24) IMPORTANT – after the conclusionary paragraph, students must write a one paragraph narrative detailing how theirresearch could be improved upon as well as some self-identifiable flaw(s) in the research methodology, analysis, and conclusion. This is not a paragraph for confessing haste in any aspect of the research paper process. This paragraph should be titled: “For Future Consideration”.
25) Always proof your paper accordingly. Check and edit the content for organizational errors (introduction, body paragraphs, and conclusion). Check and edit for grammatical errors (sentence fragments, run-on sentences, subject-verb agreement errors, noun/pronoun device errors, and proper word form usage). Furthermore, check and edit for mechanical errors (spelling errors, punctuation errors, capitalization errors, and paragraph structural problems). Remember, paragraphs should be five to six sentences in length and the final sentence(s) in the introductory paragraph should clearly articulate the thesis statement.
26) Research Paper Structure:
1) Introductory Paragraph
2) Background information about the case study
3) Mass media performance analysis of the case study
4) Alternative media performance analysis of the case study
5) Compare and contrast mass to alternative media performance of case study
6) Application of the Propaganda Model
8) For Future Consideration
27) The writing standards are proportionately valuedcompared to the research paper criteria.
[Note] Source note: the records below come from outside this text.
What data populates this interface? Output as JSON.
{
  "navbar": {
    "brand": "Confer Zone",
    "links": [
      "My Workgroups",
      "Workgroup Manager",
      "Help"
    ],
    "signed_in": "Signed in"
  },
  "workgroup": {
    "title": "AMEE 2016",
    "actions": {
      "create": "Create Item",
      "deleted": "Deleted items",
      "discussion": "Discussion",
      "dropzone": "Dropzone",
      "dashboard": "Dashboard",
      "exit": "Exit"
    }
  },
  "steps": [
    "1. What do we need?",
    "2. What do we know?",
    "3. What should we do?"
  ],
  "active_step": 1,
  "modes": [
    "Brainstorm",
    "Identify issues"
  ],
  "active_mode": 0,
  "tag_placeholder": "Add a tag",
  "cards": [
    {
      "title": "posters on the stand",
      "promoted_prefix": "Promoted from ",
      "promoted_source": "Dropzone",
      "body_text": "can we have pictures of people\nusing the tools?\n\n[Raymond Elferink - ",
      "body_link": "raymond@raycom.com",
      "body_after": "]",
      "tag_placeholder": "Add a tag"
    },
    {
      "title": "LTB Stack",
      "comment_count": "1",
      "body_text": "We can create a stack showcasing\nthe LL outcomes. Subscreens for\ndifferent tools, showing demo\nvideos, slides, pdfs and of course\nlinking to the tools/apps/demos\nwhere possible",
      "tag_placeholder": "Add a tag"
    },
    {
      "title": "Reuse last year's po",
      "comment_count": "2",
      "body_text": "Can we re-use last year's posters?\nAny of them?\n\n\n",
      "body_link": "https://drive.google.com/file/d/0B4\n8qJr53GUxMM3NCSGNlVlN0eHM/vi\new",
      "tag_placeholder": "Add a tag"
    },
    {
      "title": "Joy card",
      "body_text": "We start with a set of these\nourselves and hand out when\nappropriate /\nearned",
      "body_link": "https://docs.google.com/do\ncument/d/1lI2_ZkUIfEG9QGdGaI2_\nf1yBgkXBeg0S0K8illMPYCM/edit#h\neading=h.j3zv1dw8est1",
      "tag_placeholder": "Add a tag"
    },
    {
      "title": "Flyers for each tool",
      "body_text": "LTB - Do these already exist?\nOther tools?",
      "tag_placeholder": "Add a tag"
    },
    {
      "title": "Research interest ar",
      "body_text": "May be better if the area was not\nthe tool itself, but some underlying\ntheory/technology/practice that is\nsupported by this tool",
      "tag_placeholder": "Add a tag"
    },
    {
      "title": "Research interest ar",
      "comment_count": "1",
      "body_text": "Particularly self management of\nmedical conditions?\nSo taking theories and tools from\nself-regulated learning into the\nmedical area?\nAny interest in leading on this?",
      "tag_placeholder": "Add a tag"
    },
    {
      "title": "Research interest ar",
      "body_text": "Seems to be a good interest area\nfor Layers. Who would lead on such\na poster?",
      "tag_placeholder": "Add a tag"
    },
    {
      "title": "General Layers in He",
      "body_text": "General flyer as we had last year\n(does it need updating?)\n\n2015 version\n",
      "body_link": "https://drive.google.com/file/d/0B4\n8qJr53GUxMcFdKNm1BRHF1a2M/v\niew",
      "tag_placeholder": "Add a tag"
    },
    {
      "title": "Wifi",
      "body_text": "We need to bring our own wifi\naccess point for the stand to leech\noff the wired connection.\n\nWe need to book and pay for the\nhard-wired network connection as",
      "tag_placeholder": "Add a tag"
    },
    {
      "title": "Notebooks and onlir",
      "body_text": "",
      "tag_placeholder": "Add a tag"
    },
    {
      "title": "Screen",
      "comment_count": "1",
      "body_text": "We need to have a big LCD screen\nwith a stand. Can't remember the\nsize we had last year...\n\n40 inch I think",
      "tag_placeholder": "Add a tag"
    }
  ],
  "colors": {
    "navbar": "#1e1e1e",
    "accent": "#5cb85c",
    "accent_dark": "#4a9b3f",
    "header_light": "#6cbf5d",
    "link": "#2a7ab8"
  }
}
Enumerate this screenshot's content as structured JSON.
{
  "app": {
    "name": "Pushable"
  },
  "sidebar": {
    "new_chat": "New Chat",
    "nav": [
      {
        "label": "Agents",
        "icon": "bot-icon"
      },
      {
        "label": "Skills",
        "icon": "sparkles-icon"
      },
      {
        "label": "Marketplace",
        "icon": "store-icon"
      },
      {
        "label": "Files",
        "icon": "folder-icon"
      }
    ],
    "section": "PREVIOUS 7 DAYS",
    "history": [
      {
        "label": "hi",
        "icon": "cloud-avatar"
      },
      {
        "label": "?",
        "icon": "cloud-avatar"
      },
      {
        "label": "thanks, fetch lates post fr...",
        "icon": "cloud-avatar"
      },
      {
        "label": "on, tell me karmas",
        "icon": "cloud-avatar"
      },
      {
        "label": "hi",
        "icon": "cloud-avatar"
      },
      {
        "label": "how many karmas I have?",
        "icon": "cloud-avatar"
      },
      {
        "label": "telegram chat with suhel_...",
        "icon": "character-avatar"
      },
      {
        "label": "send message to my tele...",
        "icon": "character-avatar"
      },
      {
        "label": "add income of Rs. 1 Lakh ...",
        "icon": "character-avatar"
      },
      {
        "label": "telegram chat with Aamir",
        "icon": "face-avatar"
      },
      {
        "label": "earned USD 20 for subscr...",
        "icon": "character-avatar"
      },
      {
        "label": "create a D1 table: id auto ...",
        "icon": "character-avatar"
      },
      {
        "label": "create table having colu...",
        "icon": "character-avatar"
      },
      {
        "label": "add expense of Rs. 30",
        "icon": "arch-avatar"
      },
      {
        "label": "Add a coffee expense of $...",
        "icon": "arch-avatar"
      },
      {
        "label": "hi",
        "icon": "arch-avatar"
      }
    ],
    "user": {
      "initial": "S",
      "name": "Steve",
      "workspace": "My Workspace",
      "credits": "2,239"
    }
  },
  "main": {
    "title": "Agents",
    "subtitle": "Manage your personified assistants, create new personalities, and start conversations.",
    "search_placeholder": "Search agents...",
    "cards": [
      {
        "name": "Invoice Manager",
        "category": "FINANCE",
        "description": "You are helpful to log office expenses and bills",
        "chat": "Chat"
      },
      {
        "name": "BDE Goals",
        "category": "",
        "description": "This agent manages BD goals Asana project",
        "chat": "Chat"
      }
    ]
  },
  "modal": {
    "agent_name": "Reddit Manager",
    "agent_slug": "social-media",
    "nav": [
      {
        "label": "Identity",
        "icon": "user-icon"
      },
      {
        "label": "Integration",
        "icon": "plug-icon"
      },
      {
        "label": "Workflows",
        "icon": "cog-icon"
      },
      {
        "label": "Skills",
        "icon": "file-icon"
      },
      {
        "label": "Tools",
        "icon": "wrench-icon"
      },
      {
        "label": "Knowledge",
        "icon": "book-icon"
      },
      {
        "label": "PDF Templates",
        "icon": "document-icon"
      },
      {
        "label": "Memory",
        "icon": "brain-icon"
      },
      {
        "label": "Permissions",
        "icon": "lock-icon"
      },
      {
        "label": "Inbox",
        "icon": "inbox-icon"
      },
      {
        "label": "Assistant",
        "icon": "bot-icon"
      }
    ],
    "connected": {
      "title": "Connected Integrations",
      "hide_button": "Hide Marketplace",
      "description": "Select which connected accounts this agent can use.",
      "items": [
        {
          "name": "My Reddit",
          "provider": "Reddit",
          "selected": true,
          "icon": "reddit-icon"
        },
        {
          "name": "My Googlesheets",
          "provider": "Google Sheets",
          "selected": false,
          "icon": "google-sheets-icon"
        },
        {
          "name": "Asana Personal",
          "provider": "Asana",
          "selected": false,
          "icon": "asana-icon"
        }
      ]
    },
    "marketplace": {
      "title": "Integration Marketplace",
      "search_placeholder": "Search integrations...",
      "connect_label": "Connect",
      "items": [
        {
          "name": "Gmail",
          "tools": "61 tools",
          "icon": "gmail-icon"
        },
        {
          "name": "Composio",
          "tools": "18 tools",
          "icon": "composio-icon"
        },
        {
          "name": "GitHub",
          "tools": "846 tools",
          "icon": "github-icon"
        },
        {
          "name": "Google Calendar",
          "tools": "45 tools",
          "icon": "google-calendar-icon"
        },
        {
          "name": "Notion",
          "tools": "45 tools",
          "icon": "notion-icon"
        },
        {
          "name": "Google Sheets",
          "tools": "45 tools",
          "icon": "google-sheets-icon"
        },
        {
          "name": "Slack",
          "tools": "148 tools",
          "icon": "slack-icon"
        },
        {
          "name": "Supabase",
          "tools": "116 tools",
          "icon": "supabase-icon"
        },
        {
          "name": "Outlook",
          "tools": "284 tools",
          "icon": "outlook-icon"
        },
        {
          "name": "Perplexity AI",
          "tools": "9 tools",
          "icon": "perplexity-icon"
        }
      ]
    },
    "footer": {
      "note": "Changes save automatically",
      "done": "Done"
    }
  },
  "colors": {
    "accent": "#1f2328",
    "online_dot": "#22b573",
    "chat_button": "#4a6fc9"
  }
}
Meaning, well written research papers that do not adhere to the research paper criteria could easily earn the same grade as a poorly written research paper that does adhere to the research paper criteria.
28) Writing Reference Books: The Elements of Style by William Strunk, Jr. and E.B. White. orThe Little, Brown Handbook by H. Ramsey Fowler.
29) If students need assistance with writing, then certain and limited free services from the Learning Assistance Center (LAC) are available at either the north campus library or the Department of English Writer’s Resource Lab. Location: LAB-206 or call (562) 985-4329 for an appointment.
30) Per class syllabus: Research Papers:Individual student research papers are worth twenty points (20% of overall grade). Students’ research papers must be eight to ten pages in length (excluding cover and works cited pages), have one-inch margins, be typed in 12-point Times New Roman font, be double-spaced, and be well written and edited in accordance to university standards for an upper-division course. All research papers and works cited pages should be in M.L.A. style and citation method only.
31) Students’ research papers must be turned in on Beachboard, via the course electronic drop box. Furthermore, students MUST label their document (i.e. research paper) as the following: “fea486_(initial of first name)_(last name)_RP”.
32) If students are still unclear after reviewing this handout, please contact the instructor via by email, phone, during office hours, or ask questions immediately after class.